(Data extracts Opens)
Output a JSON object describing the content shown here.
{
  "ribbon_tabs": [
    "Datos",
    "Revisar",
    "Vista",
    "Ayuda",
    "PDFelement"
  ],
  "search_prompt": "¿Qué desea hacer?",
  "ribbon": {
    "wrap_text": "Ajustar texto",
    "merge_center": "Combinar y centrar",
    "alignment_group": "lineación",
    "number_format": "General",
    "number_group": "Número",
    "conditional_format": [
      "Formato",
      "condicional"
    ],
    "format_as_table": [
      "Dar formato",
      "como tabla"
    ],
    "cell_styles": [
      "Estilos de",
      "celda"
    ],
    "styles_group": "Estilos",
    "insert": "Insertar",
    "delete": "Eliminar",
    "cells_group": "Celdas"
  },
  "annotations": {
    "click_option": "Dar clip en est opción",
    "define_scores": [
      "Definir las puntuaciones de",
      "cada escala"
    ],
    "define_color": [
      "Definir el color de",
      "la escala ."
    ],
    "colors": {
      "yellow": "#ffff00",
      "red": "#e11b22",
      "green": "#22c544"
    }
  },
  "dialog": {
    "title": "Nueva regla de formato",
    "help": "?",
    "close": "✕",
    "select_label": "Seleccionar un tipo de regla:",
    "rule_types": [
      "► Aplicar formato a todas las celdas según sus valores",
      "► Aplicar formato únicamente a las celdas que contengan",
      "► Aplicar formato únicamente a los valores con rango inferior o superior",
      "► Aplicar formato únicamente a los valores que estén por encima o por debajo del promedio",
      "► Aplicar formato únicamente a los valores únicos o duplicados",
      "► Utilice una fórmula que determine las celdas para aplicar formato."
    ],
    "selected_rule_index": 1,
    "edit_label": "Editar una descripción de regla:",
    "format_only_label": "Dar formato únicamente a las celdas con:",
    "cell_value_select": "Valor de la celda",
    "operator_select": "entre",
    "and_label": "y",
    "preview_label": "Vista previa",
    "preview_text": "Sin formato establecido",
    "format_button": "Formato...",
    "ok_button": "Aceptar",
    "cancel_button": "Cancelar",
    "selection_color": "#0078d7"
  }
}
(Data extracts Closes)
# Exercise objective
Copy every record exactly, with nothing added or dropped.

# Answer below
Output a JSON object describing the content shown here.
{
  "ribbon_tabs": [
    "Datos",
    "Revisar",
    "Vista",
    "Ayuda",
    "PDFelement"
  ],
  "search_prompt": "¿Qué desea hacer?",
  "ribbon": {
    "wrap_text": "Ajustar texto",
    "merge_center": "Combinar y centrar",
    "alignment_group": "lineación",
    "number_format": "General",
    "number_group": "Número",
    "conditional_format": [
      "Formato",
      "condicional"
    ],
    "format_as_table": [
      "Dar formato",
      "como tabla"
    ],
    "cell_styles": [
      "Estilos de",
      "celda"
    ],
    "styles_group": "Estilos",
    "insert": "Insertar",
    "delete": "Eliminar",
    "cells_group": "Celdas"
  },
  "annotations": {
    "click_option": "Dar clip en est opción",
    "define_scores": [
      "Definir las puntuaciones de",
      "cada escala"
    ],
    "define_color": [
      "Definir el color de",
      "la escala ."
    ],
    "colors": {
      "yellow": "#ffff00",
      "red": "#e11b22",
      "green": "#22c544"
    }
  },
  "dialog": {
    "title": "Nueva regla de formato",
    "help": "?",
    "close": "✕",
    "select_label": "Seleccionar un tipo de regla:",
    "rule_types": [
      "► Aplicar formato a todas las celdas según sus valores",
      "► Aplicar formato únicamente a las celdas que contengan",
      "► Aplicar formato únicamente a los valores con rango inferior o superior",
      "► Aplicar formato únicamente a los valores que estén por encima o por debajo del promedio",
      "► Aplicar formato únicamente a los valores únicos o duplicados",
      "► Utilice una fórmula que determine las celdas para aplicar formato."
    ],
    "selected_rule_index": 1,
    "edit_label": "Editar una descripción de regla:",
    "format_only_label": "Dar formato únicamente a las celdas con:",
    "cell_value_select": "Valor de la celda",
    "operator_select": "entre",
    "and_label": "y",
    "preview_label": "Vista previa",
    "preview_text": "Sin formato establecido",
    "format_button": "Formato...",
    "ok_button": "Aceptar",
    "cancel_button": "Cancelar",
    "selection_color": "#0078d7"
  }
}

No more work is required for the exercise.